Yeah, Sarah, I would be surprised if a popular Democrat runs against Biden. I would not be shocked, though, if he decreases to run for reelection. He would be 86 years old by the end of his 2nd term; it’s just truly hard to imagine him serving at that age. Due to the fact that campaign choices do not always take place in an orderly fashion, it’ll be interesting to see for how long Biden waits prior to he makes a last decision about his 2024 objectives.
If Trump were to suddenly wait to reveal or were even to float the idea he won’t run that might make complex Biden’s decision-making procedure if he is considering not running again. I guess I’m just doubtful that Biden would throw in the towel without an apparent beneficiary apparent in spite of his age.
I’m not sure how much the data backs that up. They also picked Harris over Trump 45 percent to 44 percent.
And that’s before even entering the truth that 2024 is 2 years away and early general-election surveys are quite worthless. It mostly depends on the pollster regarding whether Biden leads or Trump leads, but on balance, Biden might lead somewhat typically. I do think, however, some Democrats believe anybody aside from Biden might be weaker versus Trump.
The majority of the discontent seems coming within Biden’s own celebration, too. There was a 9-point decline among Democrats between the 2 surveys. To be clear, 75 percent of Democrats stated they authorize of the task Biden is doing as president. Compare that with the previous month, though, when 84 percent of Democrats felt the very same.
Where Biden goes from here back up or stagnant could be crucial to identifying whether he runs once again. Not to point out that till very just recently Biden also had the most affordable approval score of any president because the end of The second world war. It’s slowly inched back up, however he’s still underwater overall.
Is it reasonable to state that we’re all in agreement that there is not space for anybody else in the Democratic primary aside from Biden unless, of course, he does not run? OK, time to talk about the Republican side of things.
Of those, De, Santis is the only one who (currently) appears capable of beating Trump needs to the previous president undoubtedly run.
We saw in 2016 that the Republican primaries’ use of winner-take-all or winner-take-most delegate systems helped Trump pretty handily win the election with just a plurality of the main vote. So if you get a variety of prospects dividing the vote not going for Trump, it’s simply going to make it easier for him to win.
You’re not challenging a sitting president, and there certainly seems to be at least some hesitancy over Trump and the concept that he has too much baggage and might not be able to win in a basic election again. A New York Times/Siena College poll from last month found, for example, that almost half of Americans who planned to vote in the 2024 Republican primary would select a candidate aside from Trump in a main race.
I’m happy you brought up that survey, due to the fact that I thought that was a fascinating way to frame the outcomes, as one might likewise argue from that survey that Trump is still the undisputed leader.

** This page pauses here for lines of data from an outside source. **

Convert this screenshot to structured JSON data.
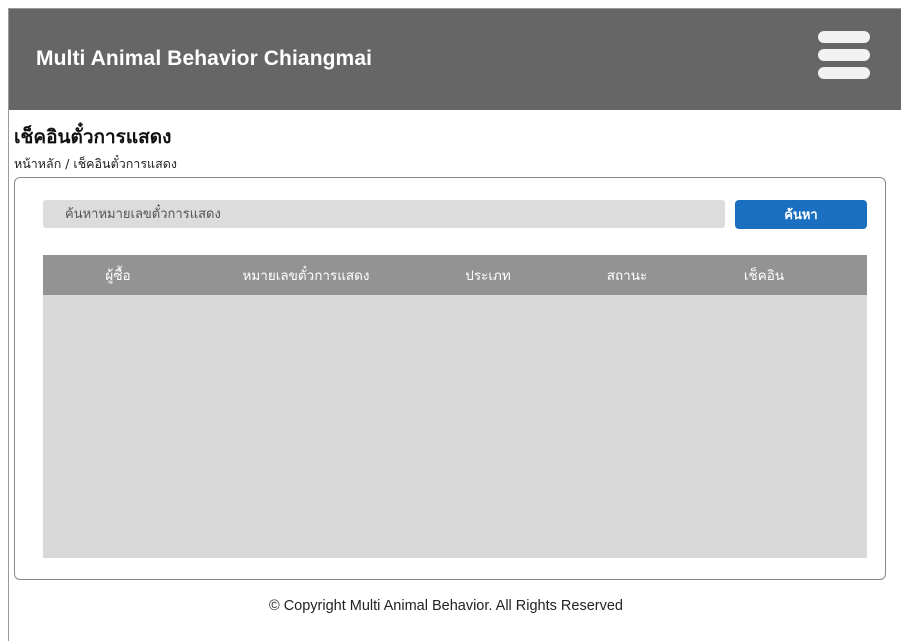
{
  "header": {
    "brand": "Multi Animal Behavior Chiangmai",
    "menu_icon": "hamburger-menu-icon",
    "background_color": "#666666"
  },
  "page": {
    "title": "เช็คอินตั๋วการแสดง",
    "breadcrumb": "หน้าหลัก / เช็คอินตั๋วการแสดง"
  },
  "search": {
    "placeholder": "ค้นหาหมายเลขตั๋วการแสดง",
    "value": "",
    "button_label": "ค้นหา",
    "button_color": "#1a6fc0"
  },
  "table": {
    "columns": [
      "ผู้ซื้อ",
      "หมายเลขตั๋วการแสดง",
      "ประเภท",
      "สถานะ",
      "เช็คอิน"
    ],
    "rows": []
  },
  "footer": {
    "copyright": "© Copyright Multi Animal Behavior. All Rights Reserved"
  }
}
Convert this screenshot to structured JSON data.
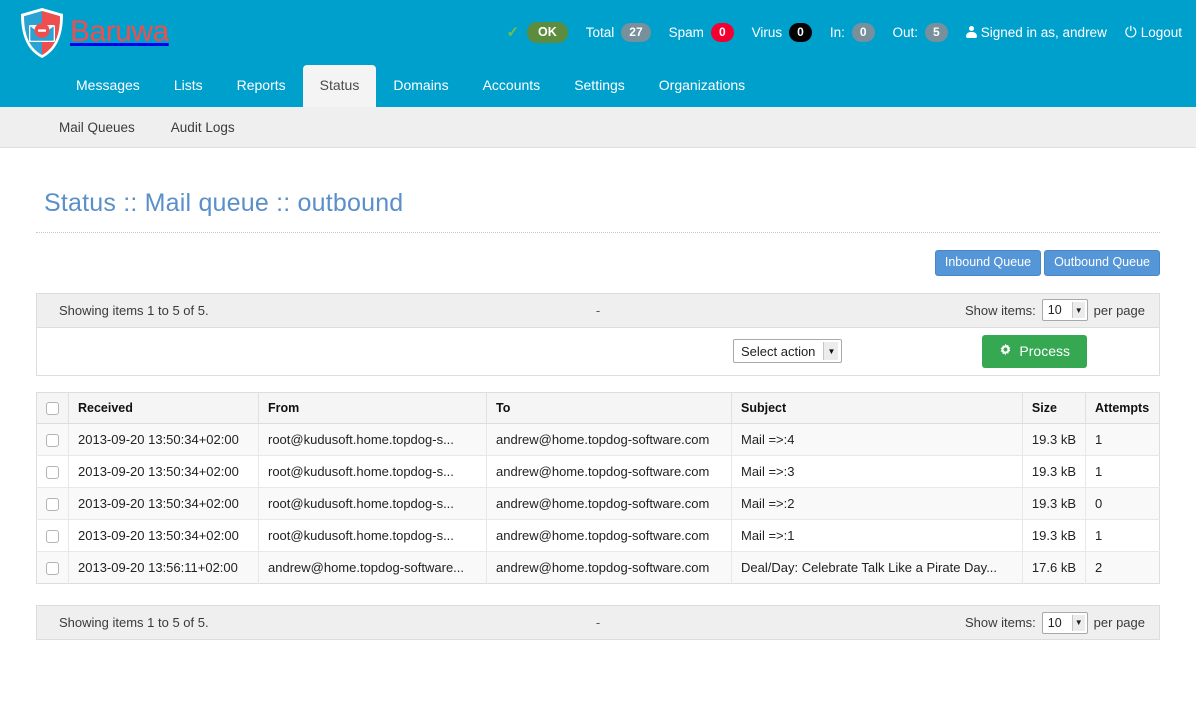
{
  "brand": {
    "name": "Baruwa",
    "logo_icon": "shield-envelope-icon"
  },
  "statusbar": {
    "check_icon": "checkmark-icon",
    "ok_label": "OK",
    "total_label": "Total",
    "total_value": "27",
    "spam_label": "Spam",
    "spam_value": "0",
    "virus_label": "Virus",
    "virus_value": "0",
    "in_label": "In:",
    "in_value": "0",
    "out_label": "Out:",
    "out_value": "5",
    "user_icon": "user-icon",
    "signed_in_text": "Signed in as, andrew",
    "power_icon": "power-icon",
    "logout_label": "Logout"
  },
  "mainnav": {
    "items": [
      {
        "label": "Messages",
        "active": false
      },
      {
        "label": "Lists",
        "active": false
      },
      {
        "label": "Reports",
        "active": false
      },
      {
        "label": "Status",
        "active": true
      },
      {
        "label": "Domains",
        "active": false
      },
      {
        "label": "Accounts",
        "active": false
      },
      {
        "label": "Settings",
        "active": false
      },
      {
        "label": "Organizations",
        "active": false
      }
    ]
  },
  "subnav": {
    "items": [
      {
        "label": "Mail Queues"
      },
      {
        "label": "Audit Logs"
      }
    ]
  },
  "page": {
    "title": "Status :: Mail queue :: outbound"
  },
  "queue_buttons": {
    "inbound_label": "Inbound Queue",
    "outbound_label": "Outbound Queue"
  },
  "infobar_top": {
    "showing_text": "Showing items 1 to 5 of 5.",
    "middle_text": "-",
    "show_items_label": "Show items:",
    "per_page_value": "10",
    "per_page_label": "per page",
    "dropdown_icon": "chevron-down-icon"
  },
  "actionbar": {
    "select_action_value": "Select action",
    "select_dropdown_icon": "chevron-down-icon",
    "process_icon": "gear-icon",
    "process_label": "Process"
  },
  "table": {
    "headers": {
      "select_all": "",
      "received": "Received",
      "from": "From",
      "to": "To",
      "subject": "Subject",
      "size": "Size",
      "attempts": "Attempts"
    },
    "rows": [
      {
        "received": "2013-09-20 13:50:34+02:00",
        "from": "root@kudusoft.home.topdog-s...",
        "to": "andrew@home.topdog-software.com",
        "subject": "Mail =>:4",
        "size": "19.3 kB",
        "attempts": "1"
      },
      {
        "received": "2013-09-20 13:50:34+02:00",
        "from": "root@kudusoft.home.topdog-s...",
        "to": "andrew@home.topdog-software.com",
        "subject": "Mail =>:3",
        "size": "19.3 kB",
        "attempts": "1"
      },
      {
        "received": "2013-09-20 13:50:34+02:00",
        "from": "root@kudusoft.home.topdog-s...",
        "to": "andrew@home.topdog-software.com",
        "subject": "Mail =>:2",
        "size": "19.3 kB",
        "attempts": "0"
      },
      {
        "received": "2013-09-20 13:50:34+02:00",
        "from": "root@kudusoft.home.topdog-s...",
        "to": "andrew@home.topdog-software.com",
        "subject": "Mail =>:1",
        "size": "19.3 kB",
        "attempts": "1"
      },
      {
        "received": "2013-09-20 13:56:11+02:00",
        "from": "andrew@home.topdog-software...",
        "to": "andrew@home.topdog-software.com",
        "subject": "Deal/Day: Celebrate Talk Like a Pirate Day...",
        "size": "17.6 kB",
        "attempts": "2"
      }
    ]
  },
  "infobar_bottom": {
    "showing_text": "Showing items 1 to 5 of 5.",
    "middle_text": "-",
    "show_items_label": "Show items:",
    "per_page_value": "10",
    "per_page_label": "per page",
    "dropdown_icon": "chevron-down-icon"
  },
  "colors": {
    "brand_cyan": "#00a0cd",
    "brand_red": "#ef4e4e",
    "title_blue": "#5b8fc9",
    "button_blue": "#5596d8",
    "process_green": "#36a852",
    "ok_green": "#5d8c3f",
    "spam_red": "#f40030",
    "virus_black": "#000000",
    "badge_grey": "#78909c"
  }
}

He was first, with 49 percent assistance, and De, Santis remained in 2nd, at 25 percent.
There is certainly more room for a challenger to Trump than to Biden, however Trump would still be favored. According to a current Politico/Morning Consult survey, 56 percent of Republican politician and independent registered voters stated they would support Trump, while 18 percent said they would support De, Santis, 8 percent stated they would support Pence and a lot of other candidates all got 2 percent or less.
According to that You, Gov/Yahoo News survey I discussed previously, Trump beats De, Santis 44 percent to 35 percent amongst registered citizens in a direct match. Absolutely, however this point (from the Times reporting on the survey) was a fascinating contrast to me: “His share of the Republican primary electorate is less than Hillary Clinton’s among Democrats was at the outset of the 2016 race.” Of course, Clinton ultimately won that race, but it wasn’t a guarantee Sanders gave her a real run for her money.
The Times might have likewise compared Trump to Gore’s position in 1999. He, obviously, went on to win the main without much difficulty. That stated, De, Santis is plainly a legitimate risk to Trump; a 9-point lead in the surveys is not secure. That’s specifically true considering that Trump has universal name acknowledgment, while De, Santis doesn’t.
I understand we had a chat back then about whether Trump’s grip on the GOP is still strong. At the time, I stated that Trump may be weaker than some want to admit, but after Tuesday night’s outcomes most especially Wyoming Rep. Liz Cheney’s primary loss paired with the fates of the nine other Republicans who voted to impeach the former president I really believe it’ll be actually difficult for another Republican to cut through his power.